Here's What We Know About The Jussie Smollett Trial Verdict

In January 2019, "Empire" actor Jussie Smollett told Chicago police that he was attacked by two men in masks at around 2 a.m. who struck him in the face, doused him in an "unknown chemical substance," tied a rope around his neck, and made allusions to "Make America Great Again," Donald Trump's slogan, according to the BBC. While a whole host of celebrities and his cast members from "Empire" were busy voicing their support for Smollett, information began surfacing that proved that he might have fabricated the attack. For nearly a month, the police searched for the true culprit behind the attack — until they finally announced in February 2019 that Smollett himself had actually hired "Empire" extras Obabinjo and Abimbola Osundairo to stage the attack that took place in January 2019.

For reporting an alleged false crime to the Chicago Police Department, Smollett was arrested. However, shortly after he plead "Not Guilty" to the charges, it was announced in March 2019 that Smollett had been cleared of all charges, due to the fact that he paid a $10,000 bond payment and completed his required community service, per the BBC. A month later, the Chicago Police Department requested that Smollett pay for the hours of overtime that they wasted on his false claims. When Smollett refused to pay the police department the requested $130,000, they sued him. Months later, Smollett was officially charged with six counts of disorderly conduct and fired from "Empire," per Fox News.
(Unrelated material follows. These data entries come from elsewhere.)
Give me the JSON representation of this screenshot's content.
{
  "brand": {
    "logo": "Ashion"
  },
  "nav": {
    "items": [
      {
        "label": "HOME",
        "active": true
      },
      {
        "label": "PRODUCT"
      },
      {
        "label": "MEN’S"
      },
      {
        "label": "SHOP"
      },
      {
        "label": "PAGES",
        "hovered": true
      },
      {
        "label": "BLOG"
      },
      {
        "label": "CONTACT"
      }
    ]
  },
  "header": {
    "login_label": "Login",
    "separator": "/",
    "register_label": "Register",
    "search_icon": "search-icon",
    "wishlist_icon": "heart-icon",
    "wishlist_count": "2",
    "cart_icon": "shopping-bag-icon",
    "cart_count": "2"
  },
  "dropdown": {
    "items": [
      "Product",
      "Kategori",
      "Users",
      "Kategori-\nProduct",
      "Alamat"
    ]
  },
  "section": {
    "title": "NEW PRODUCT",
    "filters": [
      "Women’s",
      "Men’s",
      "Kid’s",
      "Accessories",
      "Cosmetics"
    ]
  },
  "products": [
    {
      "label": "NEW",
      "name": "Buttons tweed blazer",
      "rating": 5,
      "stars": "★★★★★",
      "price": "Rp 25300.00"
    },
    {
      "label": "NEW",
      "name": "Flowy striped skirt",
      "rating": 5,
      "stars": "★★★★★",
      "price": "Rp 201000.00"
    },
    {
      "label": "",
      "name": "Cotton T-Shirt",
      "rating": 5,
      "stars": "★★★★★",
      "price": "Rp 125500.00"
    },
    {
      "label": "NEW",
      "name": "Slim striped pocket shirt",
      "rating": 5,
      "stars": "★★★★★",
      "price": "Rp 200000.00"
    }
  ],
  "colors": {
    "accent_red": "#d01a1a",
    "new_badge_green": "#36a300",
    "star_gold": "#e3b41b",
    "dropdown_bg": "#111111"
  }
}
Smollett was found guilty of five out of the six disorderly conduct charges

On Thursday, December 9, 2021, a jury found actor Jussie Smollett guilty of five out of the six charges of disorderly conduct that he faced for lying to the Chicago Police Department about being attacked back in 2019. According to AP News, disorderly conduct is a class four felony and typically comes with a prison sentence of three or more years. However, legal experts have estimated that Smollett will not face any jail time, and, instead, will likely be placed on probation and made to perform some form of community service.

At the conclusion of the trial, prosecutors were more than happy to hear that Smollett would be punished for what he had done. "To outright denigrate something as serious, as heinous, as a real hate crime, to denigrate it and then make sure it involved words and symbols that have such horrible historical significance in our country was just plain wrong to do it and he did," special prosecutor Dan Webb said, according to the New York Post.

Smollett, who has maintained his innocence since being charged for the first time in February 2019, took to the witness stand during the trial. While on the stand, Smollett insisted that he did not fake the hate crime. "It's pretty disappointing, what happened," Smollett's defense attorney, Nenye Uche, told reporters at the courthouse, per CNN. "But we remain confident that we're gonna come back and he's going to be vindicated." A post-trial hearing is set for January 2022.